__EXERCISE AIM__
Your answer must be a single number: how many lines in the records below contain the word "this".

[Items from an interface collection]
BEGIN

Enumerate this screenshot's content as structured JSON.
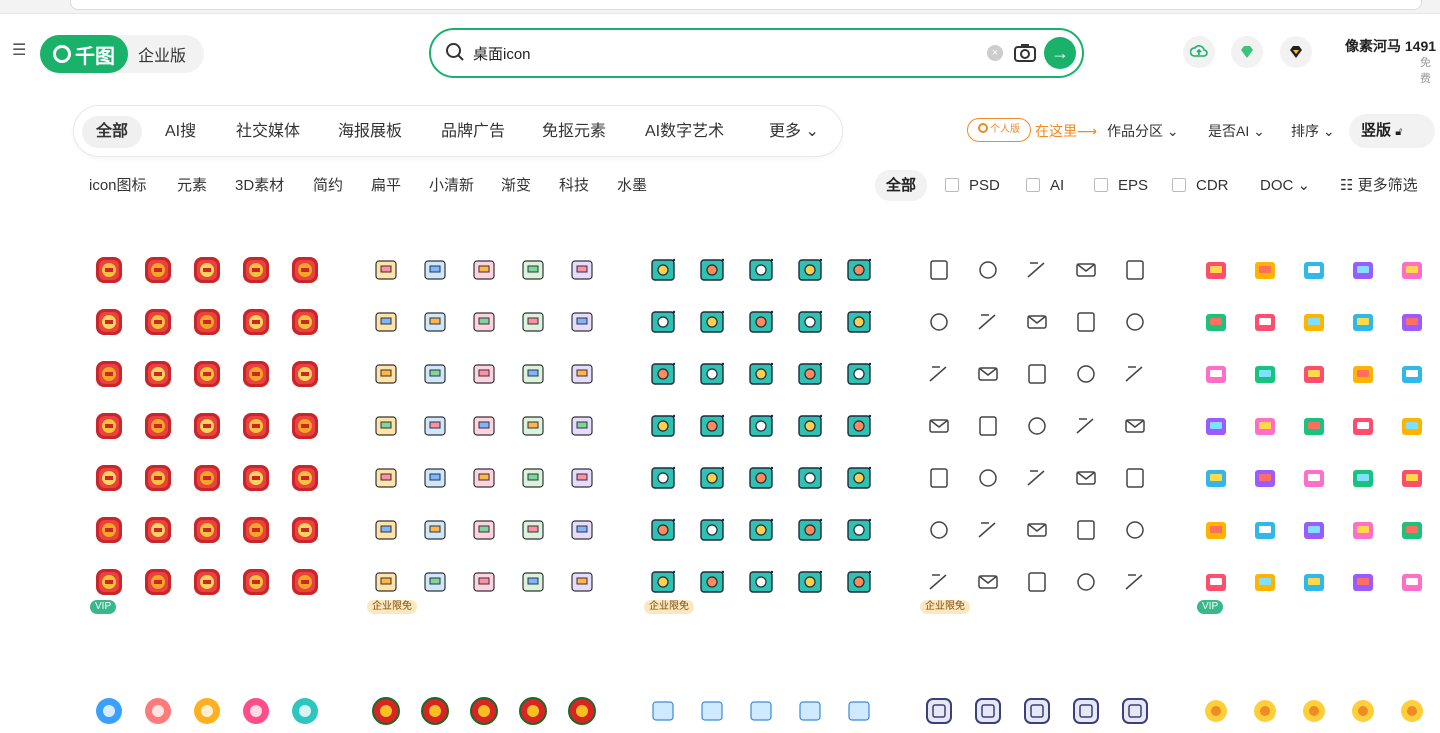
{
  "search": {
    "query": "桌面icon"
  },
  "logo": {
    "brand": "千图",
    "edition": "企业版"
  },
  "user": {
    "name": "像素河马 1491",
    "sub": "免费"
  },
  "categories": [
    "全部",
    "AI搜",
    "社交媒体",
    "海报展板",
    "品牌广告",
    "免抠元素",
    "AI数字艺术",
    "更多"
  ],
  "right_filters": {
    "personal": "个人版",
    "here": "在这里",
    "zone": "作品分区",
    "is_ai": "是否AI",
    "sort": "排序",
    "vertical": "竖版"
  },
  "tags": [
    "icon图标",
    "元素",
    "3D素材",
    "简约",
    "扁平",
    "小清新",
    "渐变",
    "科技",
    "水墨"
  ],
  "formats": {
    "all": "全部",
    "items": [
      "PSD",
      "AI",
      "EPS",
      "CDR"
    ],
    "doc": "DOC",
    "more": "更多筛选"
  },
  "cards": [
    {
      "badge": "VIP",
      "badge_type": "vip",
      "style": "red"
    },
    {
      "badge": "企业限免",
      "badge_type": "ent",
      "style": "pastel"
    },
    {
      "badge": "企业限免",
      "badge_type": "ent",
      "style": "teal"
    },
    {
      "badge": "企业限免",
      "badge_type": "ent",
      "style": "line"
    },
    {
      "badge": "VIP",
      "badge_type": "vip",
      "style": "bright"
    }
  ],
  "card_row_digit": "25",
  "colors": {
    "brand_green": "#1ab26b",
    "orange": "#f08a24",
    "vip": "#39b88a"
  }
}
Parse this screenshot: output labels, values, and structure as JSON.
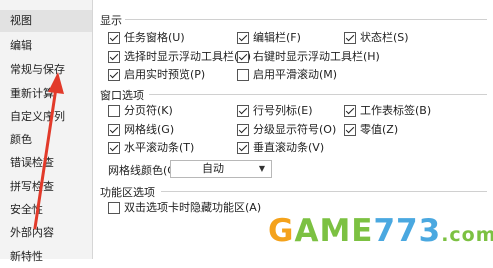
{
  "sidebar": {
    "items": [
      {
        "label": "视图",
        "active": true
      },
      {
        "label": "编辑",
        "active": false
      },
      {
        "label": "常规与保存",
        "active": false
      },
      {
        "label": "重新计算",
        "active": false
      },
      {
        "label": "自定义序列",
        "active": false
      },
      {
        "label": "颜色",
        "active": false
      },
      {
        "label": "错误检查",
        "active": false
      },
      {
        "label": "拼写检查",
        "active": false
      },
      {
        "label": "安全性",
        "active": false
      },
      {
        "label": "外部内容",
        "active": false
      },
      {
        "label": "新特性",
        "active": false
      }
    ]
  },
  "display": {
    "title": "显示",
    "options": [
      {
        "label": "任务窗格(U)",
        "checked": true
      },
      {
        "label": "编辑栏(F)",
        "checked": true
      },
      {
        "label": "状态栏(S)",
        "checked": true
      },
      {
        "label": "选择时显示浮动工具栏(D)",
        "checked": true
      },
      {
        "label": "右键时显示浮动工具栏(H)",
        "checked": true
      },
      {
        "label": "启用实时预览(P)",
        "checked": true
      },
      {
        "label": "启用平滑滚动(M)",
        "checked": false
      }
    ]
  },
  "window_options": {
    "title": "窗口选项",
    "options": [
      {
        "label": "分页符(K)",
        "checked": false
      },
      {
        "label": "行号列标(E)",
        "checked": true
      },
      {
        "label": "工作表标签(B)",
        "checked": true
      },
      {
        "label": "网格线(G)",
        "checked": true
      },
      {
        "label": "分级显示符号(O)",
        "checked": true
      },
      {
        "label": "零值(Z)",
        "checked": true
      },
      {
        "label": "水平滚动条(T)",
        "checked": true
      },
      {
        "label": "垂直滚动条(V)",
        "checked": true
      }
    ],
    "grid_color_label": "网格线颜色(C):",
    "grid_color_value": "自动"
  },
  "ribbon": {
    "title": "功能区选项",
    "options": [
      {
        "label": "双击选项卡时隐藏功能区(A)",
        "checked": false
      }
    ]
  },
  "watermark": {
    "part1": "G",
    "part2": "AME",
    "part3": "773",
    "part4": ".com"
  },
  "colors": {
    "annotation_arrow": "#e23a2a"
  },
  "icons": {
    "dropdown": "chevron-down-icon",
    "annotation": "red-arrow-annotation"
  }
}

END

__ANSWER SPACE__
2